■ Data records:
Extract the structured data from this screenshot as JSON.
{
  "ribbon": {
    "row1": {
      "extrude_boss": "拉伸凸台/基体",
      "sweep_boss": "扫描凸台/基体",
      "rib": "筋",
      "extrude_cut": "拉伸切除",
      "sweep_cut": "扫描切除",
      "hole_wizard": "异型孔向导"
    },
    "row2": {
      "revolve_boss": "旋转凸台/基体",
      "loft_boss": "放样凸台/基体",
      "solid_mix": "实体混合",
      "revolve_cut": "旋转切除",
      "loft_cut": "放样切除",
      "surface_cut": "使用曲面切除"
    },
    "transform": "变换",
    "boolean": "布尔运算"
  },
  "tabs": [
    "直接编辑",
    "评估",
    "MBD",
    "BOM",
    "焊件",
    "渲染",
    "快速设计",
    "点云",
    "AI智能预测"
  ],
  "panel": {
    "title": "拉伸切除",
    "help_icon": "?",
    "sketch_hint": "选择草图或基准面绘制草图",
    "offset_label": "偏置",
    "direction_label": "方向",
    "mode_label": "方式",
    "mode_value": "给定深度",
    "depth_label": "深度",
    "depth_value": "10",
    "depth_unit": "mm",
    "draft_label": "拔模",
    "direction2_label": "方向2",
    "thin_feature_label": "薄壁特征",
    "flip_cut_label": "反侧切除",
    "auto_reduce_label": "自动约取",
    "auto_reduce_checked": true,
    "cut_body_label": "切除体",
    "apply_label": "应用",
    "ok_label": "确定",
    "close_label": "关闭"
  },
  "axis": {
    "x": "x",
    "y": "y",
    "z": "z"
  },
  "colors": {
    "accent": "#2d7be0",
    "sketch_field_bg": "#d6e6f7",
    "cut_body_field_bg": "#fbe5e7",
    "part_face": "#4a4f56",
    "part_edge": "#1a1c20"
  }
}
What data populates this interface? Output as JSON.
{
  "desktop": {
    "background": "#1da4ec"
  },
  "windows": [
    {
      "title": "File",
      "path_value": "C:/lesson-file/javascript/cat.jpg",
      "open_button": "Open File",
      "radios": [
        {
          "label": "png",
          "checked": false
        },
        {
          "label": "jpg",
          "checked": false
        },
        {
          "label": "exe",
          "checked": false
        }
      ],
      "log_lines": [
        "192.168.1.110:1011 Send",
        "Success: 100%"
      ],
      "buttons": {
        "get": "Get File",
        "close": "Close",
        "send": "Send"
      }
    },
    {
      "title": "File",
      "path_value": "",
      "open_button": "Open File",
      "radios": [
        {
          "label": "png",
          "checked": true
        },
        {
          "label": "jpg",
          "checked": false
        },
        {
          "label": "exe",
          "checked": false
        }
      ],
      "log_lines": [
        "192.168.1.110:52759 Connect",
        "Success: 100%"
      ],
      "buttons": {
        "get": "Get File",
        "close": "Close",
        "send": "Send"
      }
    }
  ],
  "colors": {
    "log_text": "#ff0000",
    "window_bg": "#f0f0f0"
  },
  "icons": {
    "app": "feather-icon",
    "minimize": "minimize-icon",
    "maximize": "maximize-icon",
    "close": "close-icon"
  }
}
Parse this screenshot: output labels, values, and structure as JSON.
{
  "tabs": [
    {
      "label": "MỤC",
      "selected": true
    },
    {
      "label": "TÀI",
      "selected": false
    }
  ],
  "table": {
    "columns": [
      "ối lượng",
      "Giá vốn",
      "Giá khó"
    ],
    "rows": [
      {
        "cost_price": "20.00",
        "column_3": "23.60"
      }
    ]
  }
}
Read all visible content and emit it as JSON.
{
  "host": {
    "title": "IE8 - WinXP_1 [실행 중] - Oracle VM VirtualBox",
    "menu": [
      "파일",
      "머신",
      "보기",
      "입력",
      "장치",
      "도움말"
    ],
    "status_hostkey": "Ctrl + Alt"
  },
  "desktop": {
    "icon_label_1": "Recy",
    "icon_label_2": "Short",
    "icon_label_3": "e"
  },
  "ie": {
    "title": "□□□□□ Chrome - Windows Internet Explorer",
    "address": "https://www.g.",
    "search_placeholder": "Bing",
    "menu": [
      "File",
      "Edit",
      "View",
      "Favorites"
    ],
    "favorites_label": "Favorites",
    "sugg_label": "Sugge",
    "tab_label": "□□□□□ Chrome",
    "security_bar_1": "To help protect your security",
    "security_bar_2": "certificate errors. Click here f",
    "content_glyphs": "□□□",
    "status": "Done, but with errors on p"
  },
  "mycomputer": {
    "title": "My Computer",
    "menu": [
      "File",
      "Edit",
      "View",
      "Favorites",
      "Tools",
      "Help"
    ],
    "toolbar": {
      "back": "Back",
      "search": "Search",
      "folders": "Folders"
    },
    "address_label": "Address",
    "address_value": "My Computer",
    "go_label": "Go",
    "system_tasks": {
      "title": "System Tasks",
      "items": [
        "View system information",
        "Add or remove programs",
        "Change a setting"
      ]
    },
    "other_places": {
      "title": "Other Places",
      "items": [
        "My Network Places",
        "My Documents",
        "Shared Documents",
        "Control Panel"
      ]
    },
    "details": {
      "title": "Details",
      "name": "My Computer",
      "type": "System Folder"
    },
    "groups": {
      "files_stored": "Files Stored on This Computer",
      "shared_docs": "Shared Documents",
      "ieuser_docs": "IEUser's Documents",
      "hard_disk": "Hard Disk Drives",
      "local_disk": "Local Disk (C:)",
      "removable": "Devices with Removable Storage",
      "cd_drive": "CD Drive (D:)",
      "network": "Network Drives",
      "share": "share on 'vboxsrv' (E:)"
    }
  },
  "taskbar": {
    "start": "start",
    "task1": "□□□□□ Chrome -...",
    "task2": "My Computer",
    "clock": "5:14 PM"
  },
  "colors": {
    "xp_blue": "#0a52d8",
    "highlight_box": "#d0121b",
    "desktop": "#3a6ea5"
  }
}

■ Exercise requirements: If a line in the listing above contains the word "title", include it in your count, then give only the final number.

■ Solution for this problem: 9